OTR:

Over The Road

OTR driving normally means you'll be hauling freight to various customers throughout your company's hauling region. It often entails being gone from home for two to three weeks at a time.

OOS:

When a violation by either a driver or company is confirmed, an out-of-service order removes either the driver or the vehicle from the roadway until the violation is corrected.

Page 2 of 2 Previous Page Go To Page:

New Reply:

New! Check out our help videos for a better understanding of our forum features

Bold
Italic
Underline
Quote
Photo
Link
Smiley
Links On TruckingTruth


example: TruckingTruth Homepage

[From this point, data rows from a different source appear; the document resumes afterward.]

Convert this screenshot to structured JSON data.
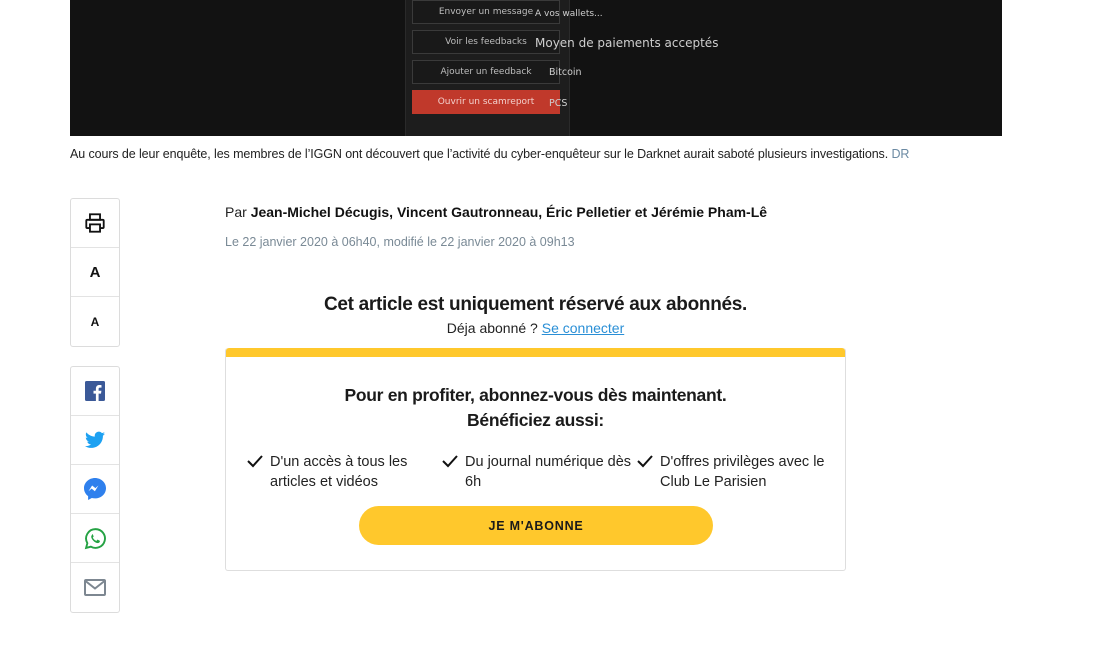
{
  "hero": {
    "menu": [
      "Envoyer un message",
      "Voir les feedbacks",
      "Ajouter un feedback",
      "Ouvrir un scamreport"
    ],
    "side": {
      "wallets": "A vos wallets...",
      "payments_heading": "Moyen de paiements acceptés",
      "pay1": "Bitcoin",
      "pay2": "PCS"
    }
  },
  "caption": {
    "text": "Au cours de leur enquête, les membres de l’IGGN ont découvert que l’activité du cyber-enquêteur sur le Darknet aurait saboté plusieurs investigations.",
    "credit": "DR"
  },
  "tools": {
    "font_large": "A",
    "font_small": "A"
  },
  "share_icons": [
    "facebook-icon",
    "twitter-icon",
    "messenger-icon",
    "whatsapp-icon",
    "email-icon"
  ],
  "colors": {
    "accent": "#ffc82c",
    "link": "#2a8fd6",
    "facebook": "#3b5998",
    "twitter": "#1da1f2",
    "messenger": "#2f80ed",
    "whatsapp": "#25a244",
    "email": "#7d8791"
  },
  "article": {
    "by_prefix": "Par",
    "authors": "Jean-Michel Décugis, Vincent Gautronneau, Éric Pelletier et Jérémie Pham-Lê",
    "date": "Le 22 janvier 2020 à 06h40, modifié le 22 janvier 2020 à 09h13"
  },
  "paywall": {
    "title": "Cet article est uniquement réservé aux abonnés.",
    "already": "Déja abonné ?",
    "login_link": "Se connecter",
    "offer_line1": "Pour en profiter, abonnez-vous dès maintenant.",
    "offer_line2": "Bénéficiez aussi:",
    "benefits": [
      "D'un accès à tous les articles et vidéos",
      "Du journal numérique dès 6h",
      "D'offres privilèges avec le Club Le Parisien"
    ],
    "cta": "JE M'ABONNE"
  }
}
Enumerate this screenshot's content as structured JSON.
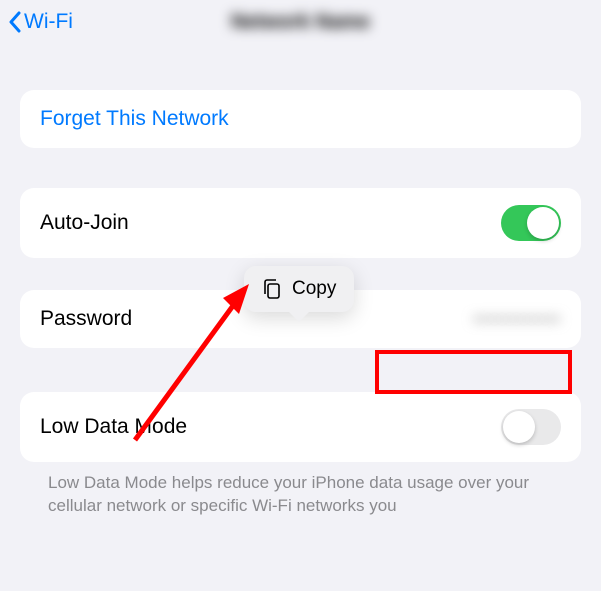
{
  "nav": {
    "back_label": "Wi-Fi",
    "title": "Network Name"
  },
  "rows": {
    "forget": "Forget This Network",
    "autojoin": "Auto-Join",
    "password_label": "Password",
    "password_value": "••••••••••••",
    "lowdata": "Low Data Mode"
  },
  "popover": {
    "copy": "Copy"
  },
  "footer": "Low Data Mode helps reduce your iPhone data usage over your cellular network or specific Wi-Fi networks you"
}
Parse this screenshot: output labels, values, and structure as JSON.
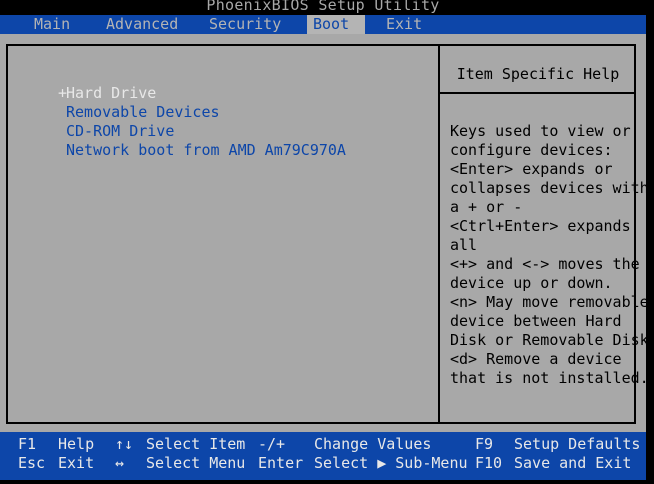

example: https://www.truckingtruth.com
Submit
Cancel
Upload New Photo
Please enter a caption of one sentence or less:

Click on any of the buttons below to insert a link to that section of TruckingTruth:

Getting Started In Trucking High Road Training Program Company-Sponsored Training Programs Apply For Company-Sponsored Training Truck Driver's Career Guide Choosing A School Choosing A Company Truck Driving Schools Truck Driving Jobs Apply For Truck Driving Jobs DOT Physical Drug Testing Items To Pack Pre-Hire Letters CDL Practice Tests Trucking Company Reviews Brett's Book Leasing A Truck Pre-Trip Inspection Learn The Logbook Rules Sleep Apnea
Done
Done

0 characters so far - 5,500 maximum allowed.
Submit Preview

Preview:

Submit
Cancel

This topic has the following tags:

Schneider National Choosing A Trucking Company First Truck Driving Job Life On The Road Truck Driving Lifestyle
Click on any of the buttons above to view topics with that tag, or you can view a list of all forum tags here.

Join Us!

We have an awesome set of tools that will help you understand the trucking industry and prepare for a great start to your trucking career. Not only that, but everything we offer here at TruckingTruth is 100% free - no strings attached! Sign up now and get instant access to our member's section:
High Road Training Program Logo
  • The High Road Training Program
  • The High Road Article Series
  • The Friendliest Trucker's Forum Ever!
  • Email Updates When New Articles Are Posted

Apply For Paid CDL Training Through TruckingTruth

Did you know you can fill out one quick form here on TruckingTruth and apply to several companies at once for paid CDL training? Seriously! The application only takes one minute. You will speak with recruiters today. There is no obligation whatsoever. Learn more and apply here:

Apply For Paid CDL Training

About Us

TruckingTruth was founded by Brett Aquila (that's me!), a 15 year truck driving veteran, in January 2007. After 15 years on the road I wanted to help people understand the trucking industry and everything that came with the career and lifestyle of an over the road trucker. We'll help you make the right choices and prepare for a great start to your trucking career.

Read More

Becoming A Truck Driver

Becoming A Truck Driver is a dream we've all pondered at some point in our lives. We've all wondered if the adventure and challenges of life on the open road would suit us better than the ordinary day to day lives we've always known. At TruckingTruth we'll help you decide if trucking is right for you and help you get your career off to a great start.

Learn More